Take Shirley Highway. That road, aka Interstate 395, is named after Henry Garnett Shirley, head of Virginia's highway department from 1922 to 1941, a record-setting 19 years. He shepherded the department from the era of dirt roads into the age of modern highways.
Kathleen Seefeldt got her name on it, but it's still the Prince William Parkway.
(2001 Photo Margaret Thomas -- The Washington Post)
People who put their imprint on the region more recently have to settle for having roads dedicated after them, not named.
The Dulles Toll Road is also the Hirst-Brault Expressway, dedicated to Omer L. Hirst and Adelard L. Brault, members of the Virginia Assembly who pushed to have the highway built.
Similar honors were bestowed upon Jack Herrity, the former Fairfax County supervisor, who when zipping along the Fairfax County Parkway can feel good that it's also the John F. (Jack) Herrity Parkway. One county over is the Kathleen K. Seefeldt Parkway, the road that everyone calls the Prince William Parkway and that honors Kathleen Seefeldt, the former chairman of Prince William's Board of County Supervisors.
The Baltimore-Washington Parkway honors Gladys Noon Spellman, the former Prince George's County commissioner and congresswoman from Maryland who died in 1988.
Why not just rename the roads? It's a question people ask the Maryland Department of Transportation all the time. "As a practical matter," says the department's Web site, "designation or renaming would typically entail costly reprinting of maps, replacing signs well beyond the immediate area, and the reorientation of drivers, particularly those traveling through an unfamiliar area."

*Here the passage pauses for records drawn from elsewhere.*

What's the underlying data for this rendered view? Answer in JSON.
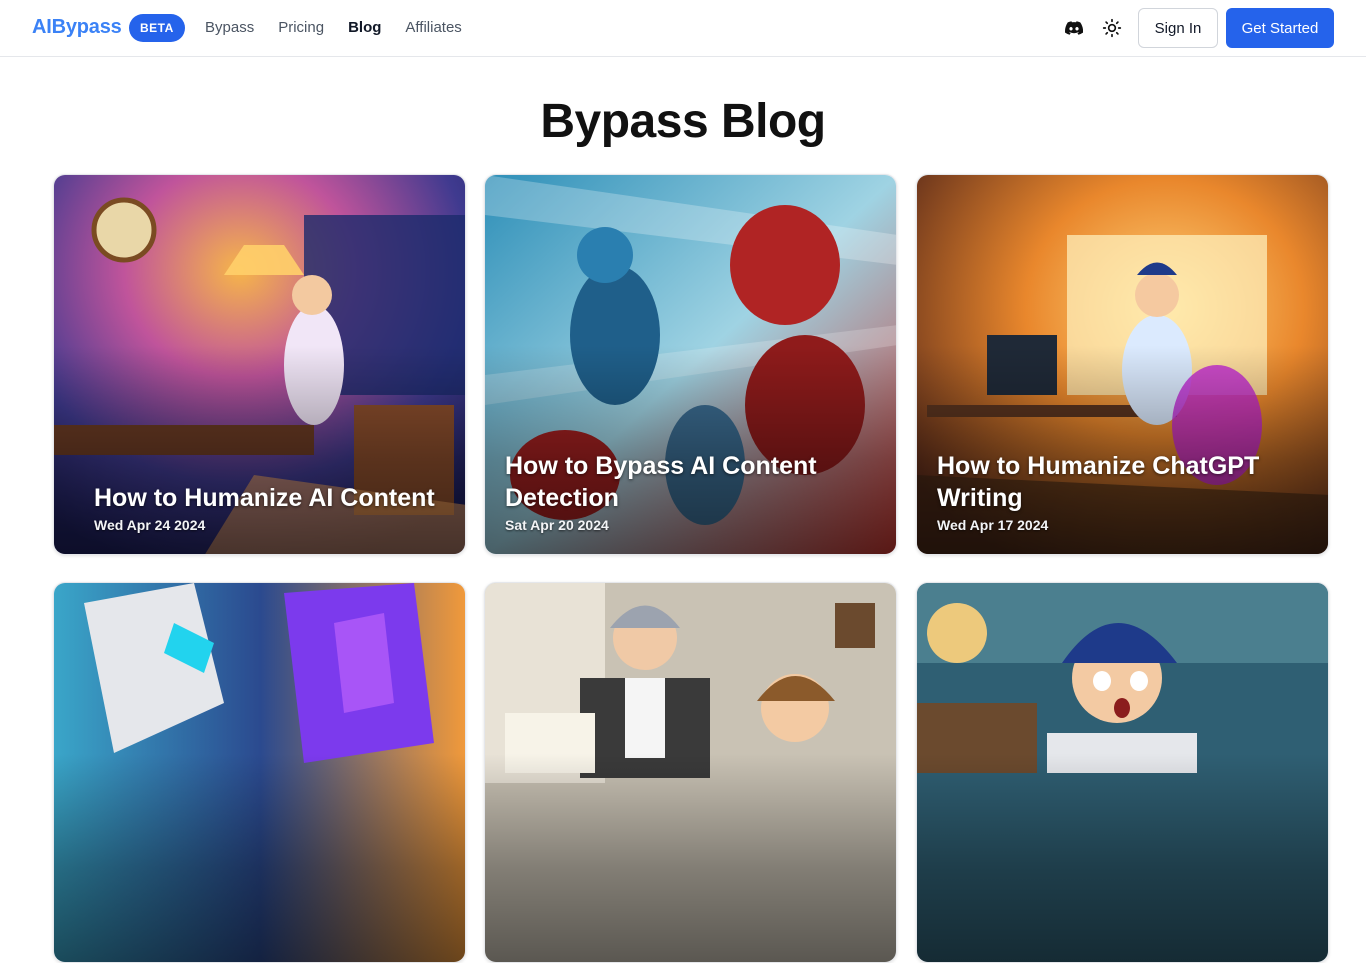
{
  "header": {
    "logo": "AIBypass",
    "badge": "BETA",
    "nav": [
      {
        "label": "Bypass"
      },
      {
        "label": "Pricing"
      },
      {
        "label": "Blog",
        "active": true
      },
      {
        "label": "Affiliates"
      }
    ],
    "icons": [
      "discord-icon",
      "sun-icon"
    ],
    "sign_in": "Sign In",
    "get_started": "Get Started"
  },
  "page": {
    "title": "Bypass Blog"
  },
  "posts": [
    {
      "title": "How to Humanize AI Content",
      "date": "Wed Apr 24 2024"
    },
    {
      "title": "How to Bypass AI Content Detection",
      "date": "Sat Apr 20 2024"
    },
    {
      "title": "How to Humanize ChatGPT Writing",
      "date": "Wed Apr 17 2024"
    },
    {
      "title": "",
      "date": ""
    },
    {
      "title": "",
      "date": ""
    },
    {
      "title": "",
      "date": ""
    }
  ],
  "colors": {
    "brand": "#3b82f6",
    "primary_button": "#2563eb",
    "border": "#e5e7eb"
  }
}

In other words, it would just confuse the heck out of us.
-- John Kelly